The Haitian town of Belladère rests more than 80 miles from Port-au-Prince, along the border with the Dominican Republic. In the center of town is the restaurant Chez Emie, where Nadia Fleurimé works as both a cook and a server. If you ask her about her daughter Narlie, she will smile, and ask you if you’d like to meet her—she’s playing in the yard at the side of the restaurant. They are together, and in the aftermath of the January 12 earthquake, this scene would have been hard to imagine.
Nadia was living in Port-au-Prince and running a quick errand when the earthquake struck. She rushed home to find Narlie seriously injured. Part of the house had fallen on her as she lay in bed. Family members were able to pull Narlie from the rubble, and she was taken to a hotel being used as an overflow hospital.
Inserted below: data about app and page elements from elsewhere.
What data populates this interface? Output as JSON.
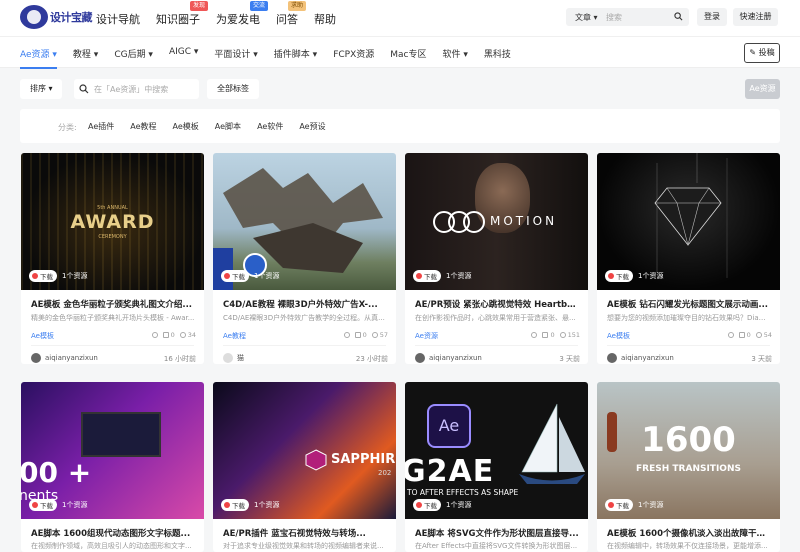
{
  "logo": {
    "text": "设计宝藏"
  },
  "nav": [
    {
      "label": "设计导航",
      "badge": "",
      "badge_color": ""
    },
    {
      "label": "知识圈子",
      "badge": "发现",
      "badge_color": "red"
    },
    {
      "label": "为爱发电",
      "badge": "交流",
      "badge_color": "blue"
    },
    {
      "label": "问答",
      "badge": "求助",
      "badge_color": "gold"
    },
    {
      "label": "帮助",
      "badge": "",
      "badge_color": ""
    }
  ],
  "search": {
    "type_label": "文章 ▾",
    "placeholder": "搜索"
  },
  "auth": {
    "login": "登录",
    "register": "快速注册"
  },
  "categories": [
    "Ae资源 ▾",
    "教程 ▾",
    "CG后期 ▾",
    "AIGC ▾",
    "平面设计 ▾",
    "插件脚本 ▾",
    "FCPX资源",
    "Mac专区",
    "软件 ▾",
    "黑科技"
  ],
  "post_button": "✎ 投稿",
  "filter": {
    "sort": "排序 ▾",
    "search_placeholder": "在「Ae资源」中搜索",
    "all_tags": "全部标签",
    "right_btn": "Ae资源"
  },
  "classify": {
    "label": "分类:",
    "items": [
      "Ae插件",
      "Ae教程",
      "Ae模板",
      "Ae脚本",
      "Ae软件",
      "Ae预设"
    ]
  },
  "colors": {
    "accent": "#3b7ef0",
    "download_dot": "#ef4444"
  },
  "cards": [
    {
      "badge": "下载",
      "res": "1个资源",
      "title": "AE模板 金色华丽粒子颁奖典礼图文介绍...",
      "desc": "精美的金色华丽粒子颁奖典礼开场片头模板 - Awar...",
      "tag": "Ae模板",
      "views": "",
      "comments": "0",
      "likes": "34",
      "author": "aiqianyanzixun",
      "time": "16 小时前",
      "thumb_text": "AWARD",
      "thumb_sub": "5th ANNUAL",
      "thumb_sub2": "CEREMONY"
    },
    {
      "badge": "下载",
      "res": "1个资源",
      "title": "C4D/AE教程 裸眼3D户外特效广告X-...",
      "desc": "C4D/AE裸眼3D户外特效广告教学的全过程。从真...",
      "tag": "Ae教程",
      "views": "",
      "comments": "0",
      "likes": "57",
      "author": "猫",
      "time": "23 小时前",
      "thumb_text": "",
      "thumb_sub": "",
      "thumb_sub2": ""
    },
    {
      "badge": "下载",
      "res": "1个资源",
      "title": "AE/PR预设 紧张心跳视觉特效 Heartbeat...",
      "desc": "在创作影视作品时，心跳效果常用于营造紧张、悬...",
      "tag": "Ae资源",
      "views": "",
      "comments": "0",
      "likes": "151",
      "author": "aiqianyanzixun",
      "time": "3 天前",
      "thumb_text": "MOTION",
      "thumb_sub": "",
      "thumb_sub2": ""
    },
    {
      "badge": "下载",
      "res": "1个资源",
      "title": "AE模板 钻石闪耀发光标题图文展示动画...",
      "desc": "想要为您的视频添加璀璨夺目的钻石效果吗？Diam...",
      "tag": "Ae模板",
      "views": "",
      "comments": "0",
      "likes": "54",
      "author": "aiqianyanzixun",
      "time": "3 天前",
      "thumb_text": "",
      "thumb_sub": "",
      "thumb_sub2": ""
    },
    {
      "badge": "下载",
      "res": "1个资源",
      "title": "AE脚本 1600组现代动态图形文字标题...",
      "desc": "在视频制作领域，高效且吸引人的动态图形和文字...",
      "tag": "",
      "views": "",
      "comments": "",
      "likes": "",
      "author": "",
      "time": "",
      "thumb_text": "00 +",
      "thumb_sub": "nents",
      "thumb_sub2": ""
    },
    {
      "badge": "下载",
      "res": "1个资源",
      "title": "AE/PR插件 蓝宝石视觉特效与转场...",
      "desc": "对于追求专业级视觉效果和转场的视频编辑者来说...",
      "tag": "",
      "views": "",
      "comments": "",
      "likes": "",
      "author": "",
      "time": "",
      "thumb_text": "SAPPHIR",
      "thumb_sub": "202",
      "thumb_sub2": ""
    },
    {
      "badge": "下载",
      "res": "1个资源",
      "title": "AE脚本 将SVG文件作为形状图层直接导...",
      "desc": "在After Effects中直接将SVG文件转换为形状图层...",
      "tag": "",
      "views": "",
      "comments": "",
      "likes": "",
      "author": "",
      "time": "",
      "thumb_text": "G2AE",
      "thumb_sub": "TO AFTER EFFECTS AS SHAPE",
      "thumb_sub2": "Ae"
    },
    {
      "badge": "下载",
      "res": "1个资源",
      "title": "AE模板 1600个摄像机淡入淡出故障干扰...",
      "desc": "在视频编辑中，转场效果不仅连接场景，更能增添...",
      "tag": "",
      "views": "",
      "comments": "",
      "likes": "",
      "author": "",
      "time": "",
      "thumb_text": "1600",
      "thumb_sub": "FRESH TRANSITIONS",
      "thumb_sub2": ""
    }
  ]
}
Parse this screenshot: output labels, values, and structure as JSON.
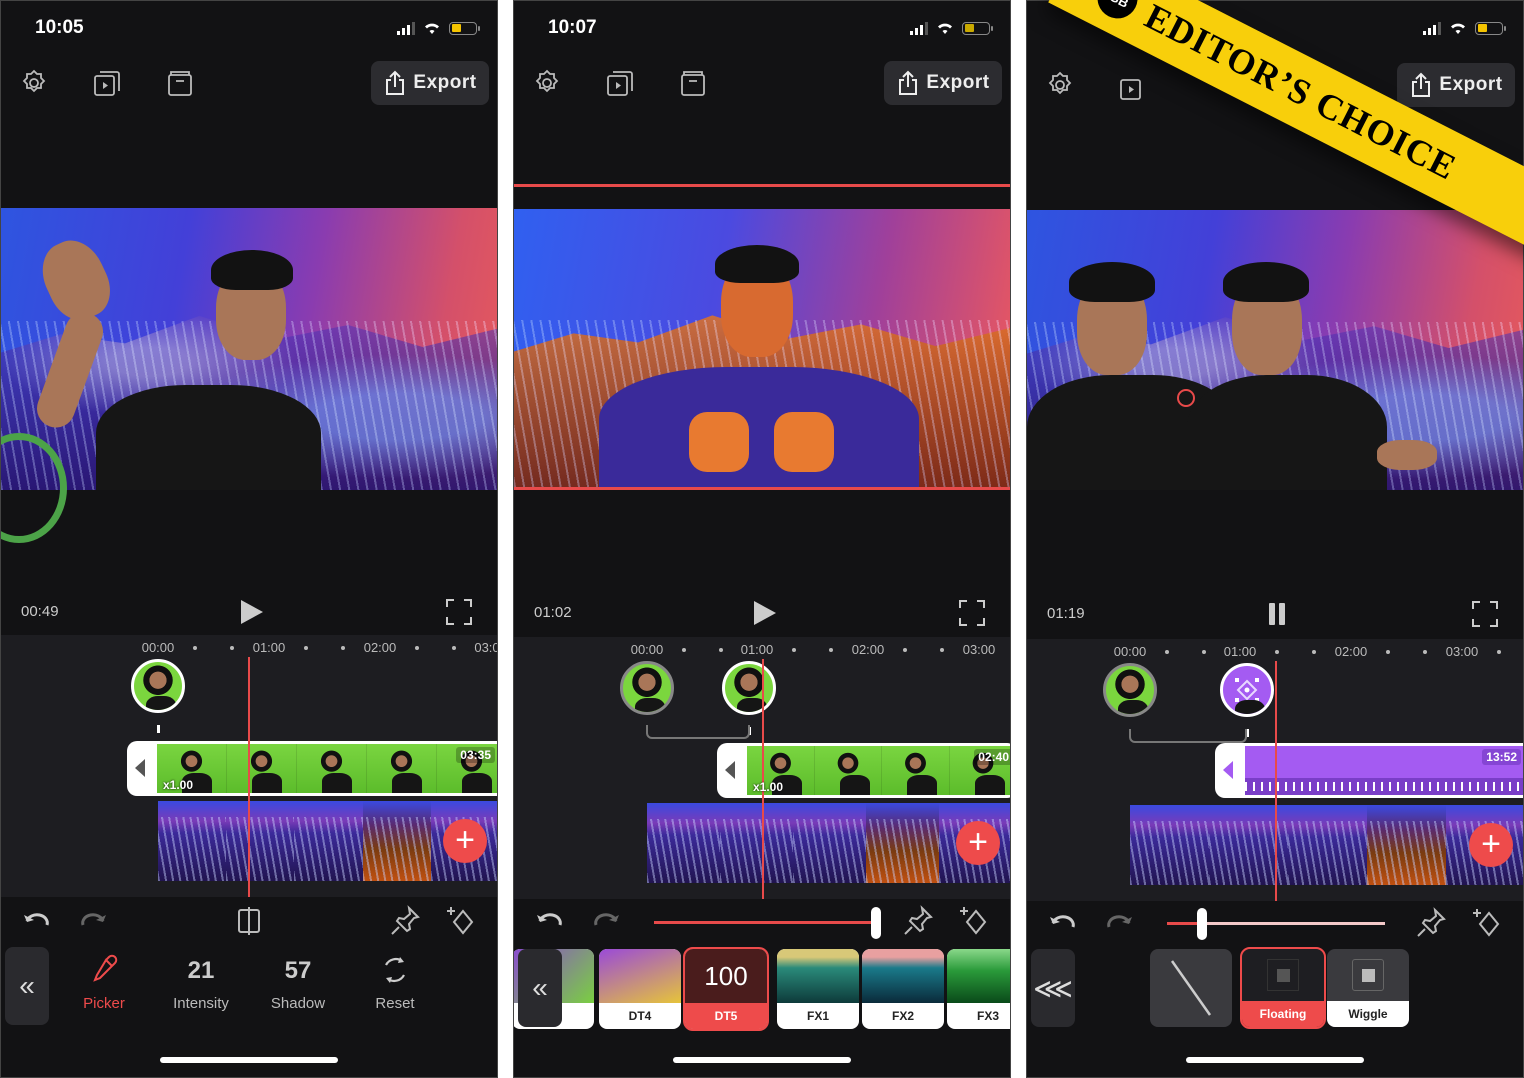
{
  "colors": {
    "accent": "#ee4b4b",
    "background": "#121214",
    "timeline_bg": "#1d1d21",
    "clip_green": "#6fd13a",
    "clip_purple": "#a45bf2",
    "banner_yellow": "#f8cf0b"
  },
  "common": {
    "export_label": "Export",
    "toolbar_icons": [
      "gear-icon",
      "preview-icon",
      "archive-icon",
      "export-icon"
    ],
    "ruler_labels": [
      "00:00",
      "01:00",
      "02:00",
      "03:00"
    ],
    "add_label": "+",
    "back_label": "«"
  },
  "screens": [
    {
      "status_time": "10:05",
      "timecode": "00:49",
      "playback_state": "paused",
      "ruler_labels": [
        "00:00",
        "01:00",
        "02:00",
        "03:0"
      ],
      "clip": {
        "speed": "x1.00",
        "duration": "03:35"
      },
      "tools": [
        {
          "icon": "eyedropper-icon",
          "label": "Picker",
          "active": true
        },
        {
          "value": "21",
          "label": "Intensity"
        },
        {
          "value": "57",
          "label": "Shadow"
        },
        {
          "icon": "reset-icon",
          "label": "Reset"
        }
      ]
    },
    {
      "status_time": "10:07",
      "timecode": "01:02",
      "playback_state": "paused",
      "ruler_labels": [
        "00:00",
        "01:00",
        "02:00",
        "03:00"
      ],
      "clip": {
        "speed": "x1.00",
        "duration": "02:40"
      },
      "slider": {
        "value": 1.0
      },
      "filters": [
        {
          "name": "3"
        },
        {
          "name": "DT4"
        },
        {
          "name": "DT5",
          "value": "100",
          "selected": true
        },
        {
          "name": "FX1"
        },
        {
          "name": "FX2"
        },
        {
          "name": "FX3"
        }
      ]
    },
    {
      "status_time": "",
      "timecode": "01:19",
      "playback_state": "playing",
      "ruler_labels": [
        "00:00",
        "01:00",
        "02:00",
        "03:00"
      ],
      "clip": {
        "duration": "13:52"
      },
      "slider": {
        "value": 0.16
      },
      "motions": [
        {
          "name": "none"
        },
        {
          "name": "Floating",
          "selected": true
        },
        {
          "name": "Wiggle"
        }
      ],
      "banner": {
        "logo": "iGB",
        "text": "EDITOR’S CHOICE"
      }
    }
  ]
}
After a few days she was taken to Haiti’s General Hospital. Nadia was with her daughter day and night.
Doctors soon realized they were ill-equipped to deal with the severity of Narlie’s wounds, which included a badly injured leg and a severe head injury that caused so much swelling only one of her eyes opened. Doctors told Nadia that Narlie would be transferred to the USSNS Comfort, an American ship docked off the coast of Haiti and operating as a hospital for the most severely injured, but that she wouldn’t be able to accompany her daughter.
Narlie was discharged from the Comfort three weeks later and placed in another hospital, where she continued to receive treatment—but her family believed she was still on the ship. The hospital had no information on Narlie’s family, so the center director called Heartland Alliance.
Heartland Alliance led the UNICEF-funded Family Tracing and Reunification Project, which worked to identify thousands of children separated from their families after the earthquake. Our child protection officers were able to get several key pieces of information from Narlie about her life: the name of her school and her teacher, the church her family attended. With this information, Heartland Alliance child protection officers were able to track down Nadia, who had left the capital to live with her cousin in Belladère, a town undamaged by the earthquake.
Nadia was overjoyed to finally learn news of her daughter. Narlie and Nadia were finally reunited on April 9, nearly three months after the earthquake. They received a reunification kit from Heartland Alliance with clothing and household items, and they returned to Belladère.
Narlie lost part of her right ear. She will need plastic surgery in the future, and she continues to walk with a pronounced limp. But she is alive today and has been reunited with her mother. For Narlie, as for many in Haiti, there is a long road to recovery ahead. Thanks to Heartland Alliance and our local partners, many children will face this road with their parents at their side.